Three of the four sides in Group D were also drawn together last season, when Inter finished bottom and Shakhtar third, despite beating Real Madrid home and away. Madrid every now and again can still find a performance to evoke memories of the days of glory, but an ageing squad is increasingly inconsistent. Although Inter won Serie A for the first time since 2010, they have since lost their manager, Antonio Conte, replaced by Simone Inzaghi, as well as Romelu Lukaku and Hakimi. Lassina Traoré and Marlon were the two big arrivals for Shakhtar, whose run of four straight Ukrainian titles was ended last season. Sheriff became the first Moldovan side to reach the group stage by seeing off Dinamo Zagreb in the play-off.
1 Real Madrid 2 Inter 3 Shakhtar 4 Sheriff
There are three former winners and a former semi-finalist in Group E, but this should be relatively straightforward for Bayern, who beat Barcelona 8-2 last time they met. They will, almost certainly, win a 10th successive Bundesliga title this season but that dominance means their season will be judged largely on results in Europe where Nagelsmann has not yet convinced. For the first time since 2003, Barcelona will begin a Champions League campaign without Messi and, indeed, much in the way of hope. Dynamo Kyiv lost only once in winning the title under the veteran Romanian coach Mircea Lucescu last season, their first championship in five years, while Benfica finished third in Portugal following the return of the manager Jorge Jesus from Flamengo, where he won the Copa Libertadores.
1 Bayern 2 Barcelona 3 Dynamo Kyiv 4 Benfica
Having gone out in the group stage last season, this is a tricky draw for Manchester United, for whom the signings of Raphaël Varane and Jadon Sancho mean there can be no more excuses. Seventh in La Liga last season, Villarreal would not be a Pot 1 side anybody would fear necessarily, but Unai Emery is a master of European competition – as he proved by beating United in the Europa League final. With more luck in the home leg of the last-16 tie last season, Giampiero Gasperini’s hard-pressing Atalanta might have eliminated Madrid, and the season before they pushed PSG close in the quarter-final. Young Boys lost just twice to win the Swiss title by 31 points under Gerardo Seoane but he has since moved to Bayer Leverkusen to be replaced by David Wagner.

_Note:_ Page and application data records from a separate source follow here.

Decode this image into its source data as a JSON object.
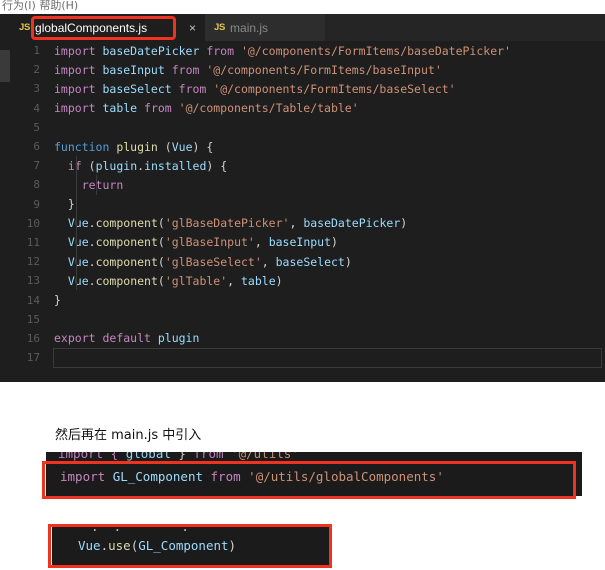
{
  "menu_strip": {
    "text": "行为(I)  帮助(H)"
  },
  "editor": {
    "tabs": [
      {
        "label": "globalComponents.js",
        "icon": "js-file-icon",
        "badge": "JS",
        "active": true,
        "close_icon": "×"
      },
      {
        "label": "main.js",
        "icon": "js-file-icon",
        "badge": "JS",
        "active": false,
        "close_icon": ""
      }
    ],
    "lines": [
      {
        "n": "1",
        "tokens": [
          {
            "t": "import ",
            "c": "t-kw"
          },
          {
            "t": "baseDatePicker ",
            "c": "t-var"
          },
          {
            "t": "from ",
            "c": "t-kw"
          },
          {
            "t": "'@/components/FormItems/baseDatePicker'",
            "c": "t-str"
          }
        ]
      },
      {
        "n": "2",
        "tokens": [
          {
            "t": "import ",
            "c": "t-kw"
          },
          {
            "t": "baseInput ",
            "c": "t-var"
          },
          {
            "t": "from ",
            "c": "t-kw"
          },
          {
            "t": "'@/components/FormItems/baseInput'",
            "c": "t-str"
          }
        ]
      },
      {
        "n": "3",
        "tokens": [
          {
            "t": "import ",
            "c": "t-kw"
          },
          {
            "t": "baseSelect ",
            "c": "t-var"
          },
          {
            "t": "from ",
            "c": "t-kw"
          },
          {
            "t": "'@/components/FormItems/baseSelect'",
            "c": "t-str"
          }
        ]
      },
      {
        "n": "4",
        "tokens": [
          {
            "t": "import ",
            "c": "t-kw"
          },
          {
            "t": "table ",
            "c": "t-var"
          },
          {
            "t": "from ",
            "c": "t-kw"
          },
          {
            "t": "'@/components/Table/table'",
            "c": "t-str"
          }
        ]
      },
      {
        "n": "5",
        "tokens": []
      },
      {
        "n": "6",
        "tokens": [
          {
            "t": "function ",
            "c": "t-fn"
          },
          {
            "t": "plugin ",
            "c": "t-yellow"
          },
          {
            "t": "(",
            "c": "t-plain"
          },
          {
            "t": "Vue",
            "c": "t-var"
          },
          {
            "t": ") {",
            "c": "t-plain"
          }
        ]
      },
      {
        "n": "7",
        "tokens": [
          {
            "t": "  ",
            "c": "t-plain"
          },
          {
            "t": "if ",
            "c": "t-ctrl"
          },
          {
            "t": "(",
            "c": "t-plain"
          },
          {
            "t": "plugin",
            "c": "t-var"
          },
          {
            "t": ".",
            "c": "t-plain"
          },
          {
            "t": "installed",
            "c": "t-var"
          },
          {
            "t": ") {",
            "c": "t-plain"
          }
        ]
      },
      {
        "n": "8",
        "tokens": [
          {
            "t": "    ",
            "c": "t-plain"
          },
          {
            "t": "return",
            "c": "t-ctrl"
          }
        ]
      },
      {
        "n": "9",
        "tokens": [
          {
            "t": "  }",
            "c": "t-plain"
          }
        ]
      },
      {
        "n": "10",
        "tokens": [
          {
            "t": "  ",
            "c": "t-plain"
          },
          {
            "t": "Vue",
            "c": "t-var"
          },
          {
            "t": ".",
            "c": "t-plain"
          },
          {
            "t": "component",
            "c": "t-yellow"
          },
          {
            "t": "(",
            "c": "t-plain"
          },
          {
            "t": "'glBaseDatePicker'",
            "c": "t-str"
          },
          {
            "t": ", ",
            "c": "t-plain"
          },
          {
            "t": "baseDatePicker",
            "c": "t-var"
          },
          {
            "t": ")",
            "c": "t-plain"
          }
        ]
      },
      {
        "n": "11",
        "tokens": [
          {
            "t": "  ",
            "c": "t-plain"
          },
          {
            "t": "Vue",
            "c": "t-var"
          },
          {
            "t": ".",
            "c": "t-plain"
          },
          {
            "t": "component",
            "c": "t-yellow"
          },
          {
            "t": "(",
            "c": "t-plain"
          },
          {
            "t": "'glBaseInput'",
            "c": "t-str"
          },
          {
            "t": ", ",
            "c": "t-plain"
          },
          {
            "t": "baseInput",
            "c": "t-var"
          },
          {
            "t": ")",
            "c": "t-plain"
          }
        ]
      },
      {
        "n": "12",
        "tokens": [
          {
            "t": "  ",
            "c": "t-plain"
          },
          {
            "t": "Vue",
            "c": "t-var"
          },
          {
            "t": ".",
            "c": "t-plain"
          },
          {
            "t": "component",
            "c": "t-yellow"
          },
          {
            "t": "(",
            "c": "t-plain"
          },
          {
            "t": "'glBaseSelect'",
            "c": "t-str"
          },
          {
            "t": ", ",
            "c": "t-plain"
          },
          {
            "t": "baseSelect",
            "c": "t-var"
          },
          {
            "t": ")",
            "c": "t-plain"
          }
        ]
      },
      {
        "n": "13",
        "tokens": [
          {
            "t": "  ",
            "c": "t-plain"
          },
          {
            "t": "Vue",
            "c": "t-var"
          },
          {
            "t": ".",
            "c": "t-plain"
          },
          {
            "t": "component",
            "c": "t-yellow"
          },
          {
            "t": "(",
            "c": "t-plain"
          },
          {
            "t": "'glTable'",
            "c": "t-str"
          },
          {
            "t": ", ",
            "c": "t-plain"
          },
          {
            "t": "table",
            "c": "t-var"
          },
          {
            "t": ")",
            "c": "t-plain"
          }
        ]
      },
      {
        "n": "14",
        "tokens": [
          {
            "t": "}",
            "c": "t-plain"
          }
        ]
      },
      {
        "n": "15",
        "tokens": []
      },
      {
        "n": "16",
        "tokens": [
          {
            "t": "export ",
            "c": "t-kw"
          },
          {
            "t": "default ",
            "c": "t-kw"
          },
          {
            "t": "plugin",
            "c": "t-var"
          }
        ]
      },
      {
        "n": "17",
        "tokens": [],
        "current": true
      }
    ]
  },
  "caption": {
    "text": "然后再在 main.js  中引入"
  },
  "snippet1": {
    "clipped_line": [
      {
        "t": "import { ",
        "c": "t-kw"
      },
      {
        "t": "global",
        "c": "t-var"
      },
      {
        "t": " } ",
        "c": "t-plain"
      },
      {
        "t": "from ",
        "c": "t-kw"
      },
      {
        "t": "'@/utils'",
        "c": "t-str"
      }
    ],
    "main_line": [
      {
        "t": "import ",
        "c": "t-kw"
      },
      {
        "t": "GL_Component ",
        "c": "t-var"
      },
      {
        "t": "from ",
        "c": "t-kw"
      },
      {
        "t": "'@/utils/globalComponents'",
        "c": "t-str"
      }
    ]
  },
  "snippet2": {
    "clipped_line": [
      {
        "t": "  .  .        .",
        "c": "t-plain"
      }
    ],
    "main_line": [
      {
        "t": "Vue",
        "c": "t-var"
      },
      {
        "t": ".",
        "c": "t-plain"
      },
      {
        "t": "use",
        "c": "t-yellow"
      },
      {
        "t": "(",
        "c": "t-plain"
      },
      {
        "t": "GL_Component",
        "c": "t-var"
      },
      {
        "t": ")",
        "c": "t-plain"
      }
    ]
  },
  "colors": {
    "annotation_red": "#f0321e",
    "editor_bg": "#1e1e1e",
    "tabbar_bg": "#252526",
    "active_tab_bg": "#1e1e1e",
    "inactive_tab_bg": "#2d2d2d",
    "js_badge": "#e2c54e",
    "string": "#ce9178",
    "keyword": "#c586c0",
    "identifier": "#9cdcfe",
    "function": "#dcdcaa"
  }
}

1 Manchester United 2 Atalanta 3 Villarreal 4 Young Boys
Group G is by some way the weakest group. Lille have lost their manager Christophe Galtier since their shock title success last season, and would probably have been the weakest side in Pot 1 anyway. Sevilla got within nine points of the Spanish champions Atlético last season and they’ve started this season with a pair of victories, but they’re also probably the poorest side in Pot 2. Wolfsburg, meanwhile, have lost their coach Oliver Glasner since finishing fourth in the Bundesliga. That represents an opportunity for RB Salzburg, who are becoming a regular presence in the group stage. They’ve won five out of five in the league this season and saw off Brondby in a play-off despite the usual high turnover of players and the sales of their two highly rated Zambians, Patson Daka and Enock Mwepu.
1 Salzburg 2 Sevilla 3 Wolfsburg 4 Lille
What could have been a very testing group became rather less so after the Pot 3 and Pot 4 sides were drawn. Zenit lost only three games as they claimed a third successive Russian league title under Sergei Semak and should not be underestimated, but they are not at the level of Chelsea, the defending champions, now bolstered by the signing of Romelu Lukaku. Juventus, the Cristiano Ronaldo situation notwithstanding, can be expected to be much more competitive now Massimiliano Allegri has returned to replace Andrea Pirlo. Malmo, now managed by the former Newcastle striker Jon Dahl Tomasson, had to pass through four rounds to reach the group stage for the third time.
1 Chelsea 2 Juventus 3 Zenit 4 Malmo